I was involved in a car accident and the other driver was issued a ticket by the police. What effect does that have on my claim against the other driver for personal injuries I sustained in the accident.
Most of the time, and police officer will not issue a citation at a car accident. This is mainly due to the fact that the officer did not actually witness the traffic violation that led to the accident. However, if the officer believes that the physical evidence and eye-witnesses are strong enough, the office will issue a citation to the at-fault driver for some traffic violation. The effect this citation will have on your injury claim will depend on how the ticket is finally handled.
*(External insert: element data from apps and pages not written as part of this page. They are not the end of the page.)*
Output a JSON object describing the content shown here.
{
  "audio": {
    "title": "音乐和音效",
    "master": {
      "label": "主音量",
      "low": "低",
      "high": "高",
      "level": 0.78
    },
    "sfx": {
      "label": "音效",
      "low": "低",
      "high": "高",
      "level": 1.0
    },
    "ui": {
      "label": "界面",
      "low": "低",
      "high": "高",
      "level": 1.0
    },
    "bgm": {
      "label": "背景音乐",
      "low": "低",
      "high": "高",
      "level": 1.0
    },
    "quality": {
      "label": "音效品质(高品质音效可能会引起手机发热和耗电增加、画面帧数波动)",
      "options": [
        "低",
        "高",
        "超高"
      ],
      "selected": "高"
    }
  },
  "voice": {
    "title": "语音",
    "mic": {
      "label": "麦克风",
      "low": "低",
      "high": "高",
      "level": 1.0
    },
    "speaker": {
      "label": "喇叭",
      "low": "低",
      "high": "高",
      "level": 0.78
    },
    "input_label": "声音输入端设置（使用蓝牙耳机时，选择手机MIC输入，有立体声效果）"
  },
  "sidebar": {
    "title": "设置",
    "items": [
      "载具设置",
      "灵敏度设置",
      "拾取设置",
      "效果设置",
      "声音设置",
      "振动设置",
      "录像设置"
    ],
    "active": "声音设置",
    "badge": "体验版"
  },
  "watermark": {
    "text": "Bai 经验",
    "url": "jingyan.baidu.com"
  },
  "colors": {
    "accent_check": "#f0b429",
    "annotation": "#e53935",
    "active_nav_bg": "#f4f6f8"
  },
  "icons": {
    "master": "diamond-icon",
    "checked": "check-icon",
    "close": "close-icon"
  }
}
A traffic ticket is considered a criminal offense. Of course, it is not as serious as murder or armed robbery. But for all legal purposes, it is considered a criminal offense since it is the State bringing the charges and seeking to punish the offender. On the other hand, a personal injury case is a civil claim since the dispute is between private citizens for recovery of money damages.
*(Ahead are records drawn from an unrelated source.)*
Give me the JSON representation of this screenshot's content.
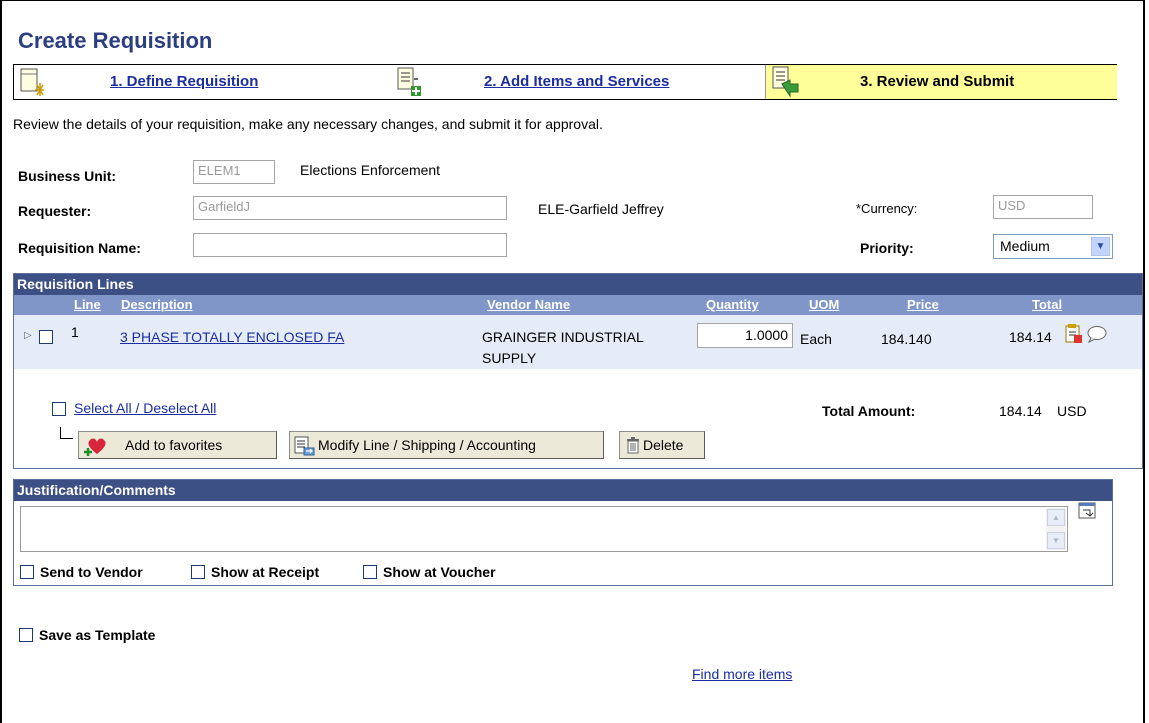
{
  "title": "Create Requisition",
  "steps": [
    {
      "label": "1. Define Requisition"
    },
    {
      "label": "2. Add Items and Services"
    },
    {
      "label": "3. Review and Submit"
    }
  ],
  "instructions": "Review the details of your requisition, make any necessary changes, and submit it for approval.",
  "header": {
    "business_unit_label": "Business Unit:",
    "business_unit_value": "ELEM1",
    "business_unit_desc": "Elections Enforcement",
    "requester_label": "Requester:",
    "requester_value": "GarfieldJ",
    "requester_desc": "ELE-Garfield Jeffrey",
    "currency_label": "*Currency:",
    "currency_value": "USD",
    "req_name_label": "Requisition Name:",
    "req_name_value": "",
    "priority_label": "Priority:",
    "priority_value": "Medium"
  },
  "lines": {
    "title": "Requisition Lines",
    "columns": [
      "Line",
      "Description",
      "Vendor Name",
      "Quantity",
      "UOM",
      "Price",
      "Total"
    ],
    "rows": [
      {
        "line": "1",
        "description": "3 PHASE TOTALLY ENCLOSED FA",
        "vendor_line1": "GRAINGER INDUSTRIAL",
        "vendor_line2": "SUPPLY",
        "quantity": "1.0000",
        "uom": "Each",
        "price": "184.140",
        "total": "184.14"
      }
    ],
    "select_all": "Select All / Deselect All",
    "total_amount_label": "Total Amount:",
    "total_amount_value": "184.14",
    "total_amount_currency": "USD",
    "buttons": {
      "favorites": "Add to favorites",
      "modify": "Modify Line / Shipping / Accounting",
      "delete": "Delete"
    }
  },
  "justification": {
    "title": "Justification/Comments",
    "text": "",
    "send_to_vendor": "Send to Vendor",
    "show_at_receipt": "Show at Receipt",
    "show_at_voucher": "Show at Voucher"
  },
  "save_as_template": "Save as Template",
  "find_more_items": "Find more items",
  "colors": {
    "title": "#2b3e82",
    "section_header": "#3d5085",
    "column_header": "#8096c9",
    "row_bg": "#e6ecf7",
    "current_step": "#ffff99",
    "link": "#1a2ea0"
  }
}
Since the burden of proof is much higher in a criminal case (“beyond a reasonable doubt”) than in a civil case (“preponderance of the evidence”), then a conviction in a criminal case is admissible and conclusive in a civil case arising out of the same event. For instance, let’s say you are involved in an intersection collision with another vehicle that ran a red light. Based upon the evidence at the scene and the witnesses, the police officer issues a traffic ticket to the other driver for running the red light. If the driver is convicted for the ticket, either by pleading guilty or being found guilty after a trial, then the driver is automatically deemed legally responsible for causing the accident in the civil case.
However, the result of the ticket must be a guilty finding either by a plea or by a trial. A plea of “nolo contendre/no contest” or “not guilty” is not admissible in the civil case unless there is a subsequent finding of guilt. Most tickets are disposed of by a plea of “no contest,” a short duration of probation, and/or defensive driving. Rarely do tickets go all the way to a finding of guilt.
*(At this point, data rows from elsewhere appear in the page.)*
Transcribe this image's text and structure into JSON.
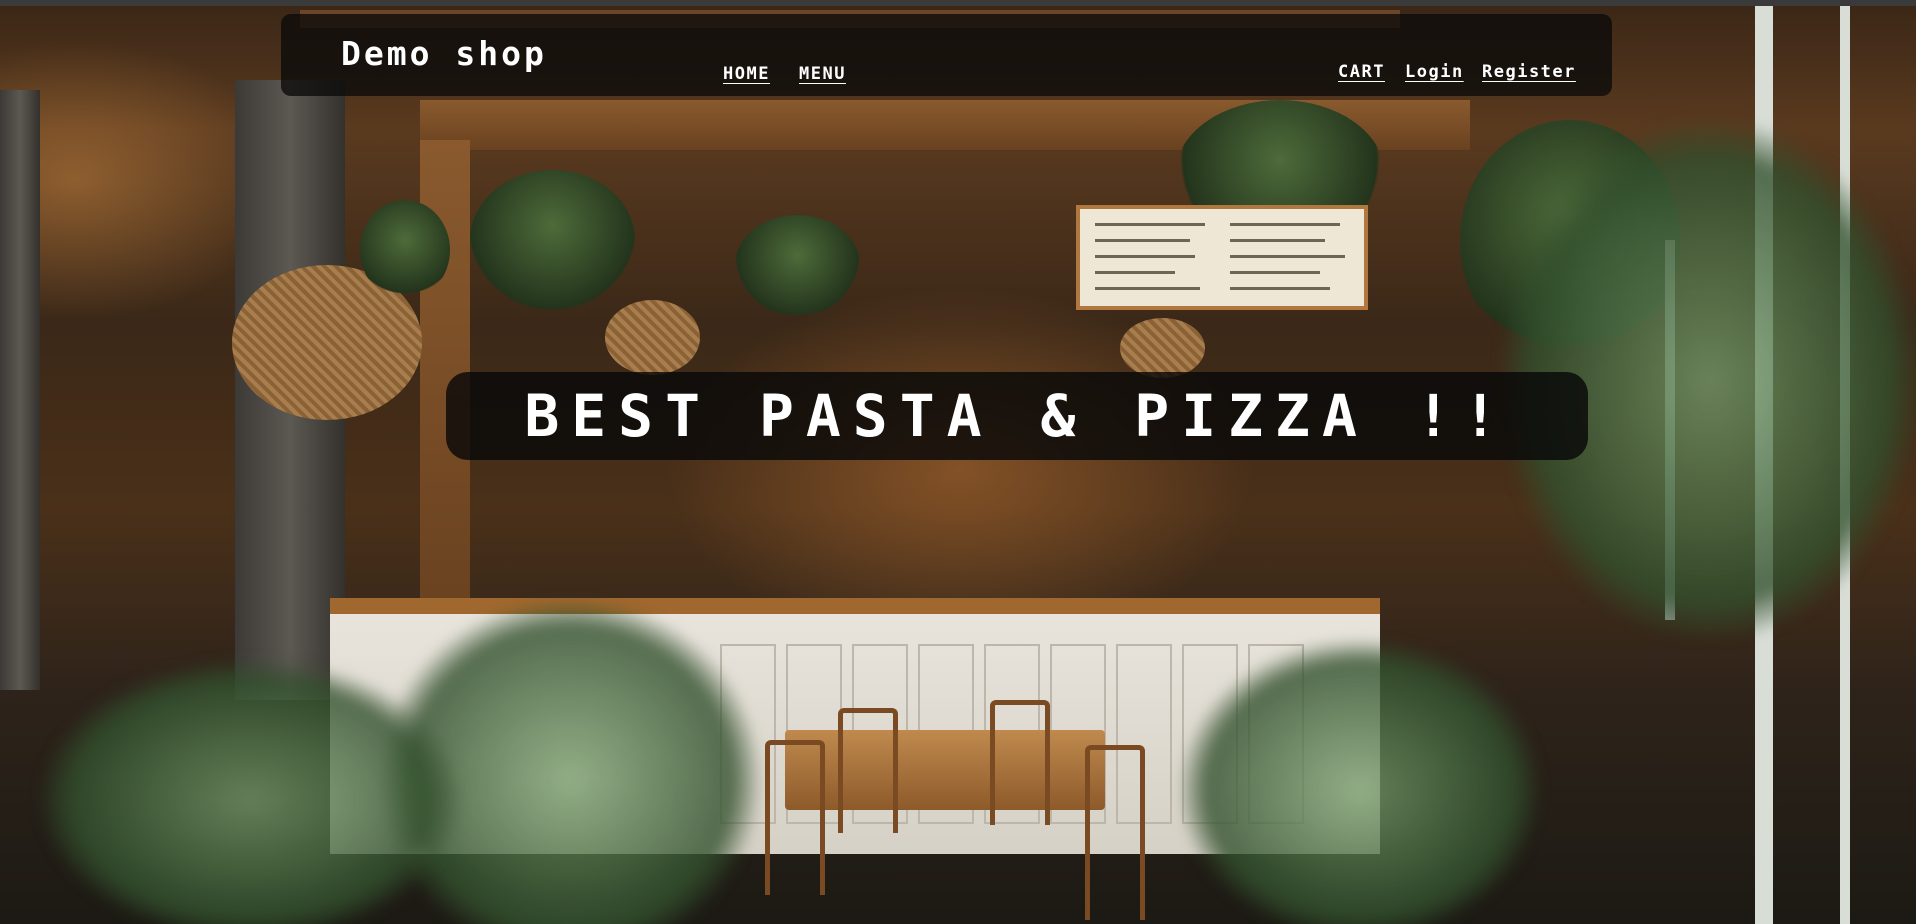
{
  "navbar": {
    "brand": "Demo shop",
    "links_left": [
      {
        "label": "HOME"
      },
      {
        "label": "MENU"
      }
    ],
    "links_right": [
      {
        "label": "CART"
      },
      {
        "label": "Login"
      },
      {
        "label": "Register"
      }
    ]
  },
  "hero": {
    "title": "BEST PASTA & PIZZA !!"
  },
  "colors": {
    "navbar_bg": "#0a0a0a",
    "text": "#ffffff",
    "banner_bg": "#080808"
  },
  "icons": [
    "restaurant-background-image"
  ]
}
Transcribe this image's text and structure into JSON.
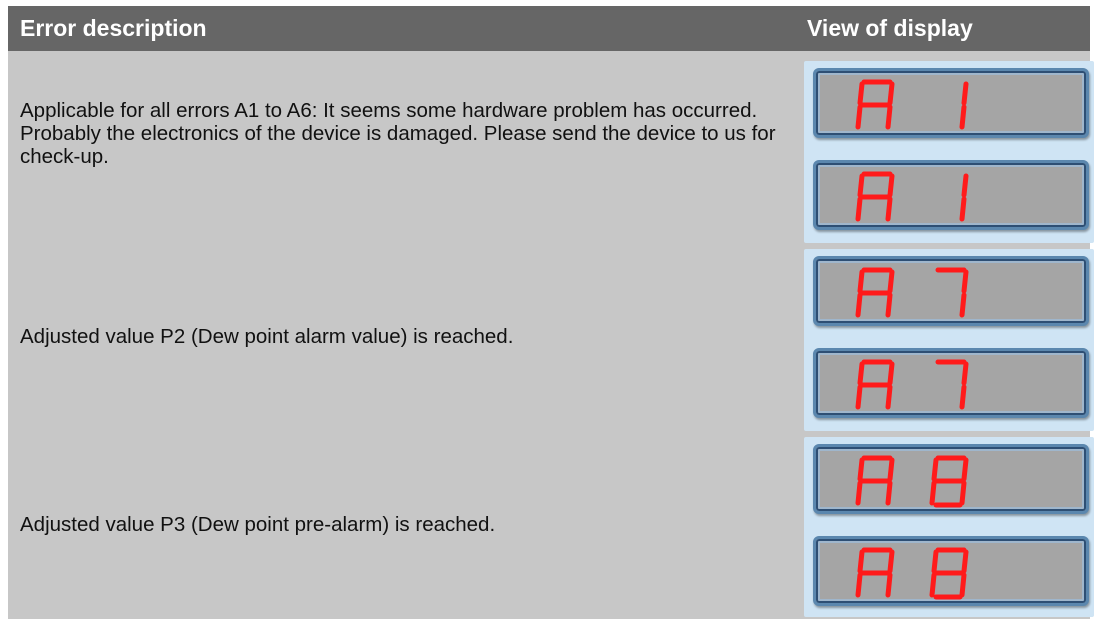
{
  "header": {
    "col_description": "Error description",
    "col_display": "View of display"
  },
  "rows": [
    {
      "description": "Applicable for all errors A1 to A6: It seems some hardware problem has occurred. Probably the electronics  of the device is damaged. Please send the device to us for check-up.",
      "display_chars": [
        "A",
        "1"
      ]
    },
    {
      "description": "Adjusted value P2 (Dew point alarm value) is reached.",
      "display_chars": [
        "A",
        "7"
      ]
    },
    {
      "description": "Adjusted value P3 (Dew point pre-alarm) is reached.",
      "display_chars": [
        "A",
        "8"
      ]
    }
  ],
  "colors": {
    "header_bg": "#666666",
    "body_bg": "#c7c7c7",
    "panel_bg": "#cfe4f4",
    "display_border": "#5b87ae",
    "display_face": "#a5a5a5",
    "segment": "#ff1a1a"
  }
}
Likewise, if someone is injured in an auto accident and the other driver is facing a ticket, then it might be worth the injured party’s time and effort to show up on the appearance date of the other driver’s ticket and ask the prosecutor not to accept a plea of “no contest.” Although the prosecutor is not bound by your request, he/she might be willing to push for a guilty plea especially if there are serious personal injuries and the eye-witnesses are willing to cooperate.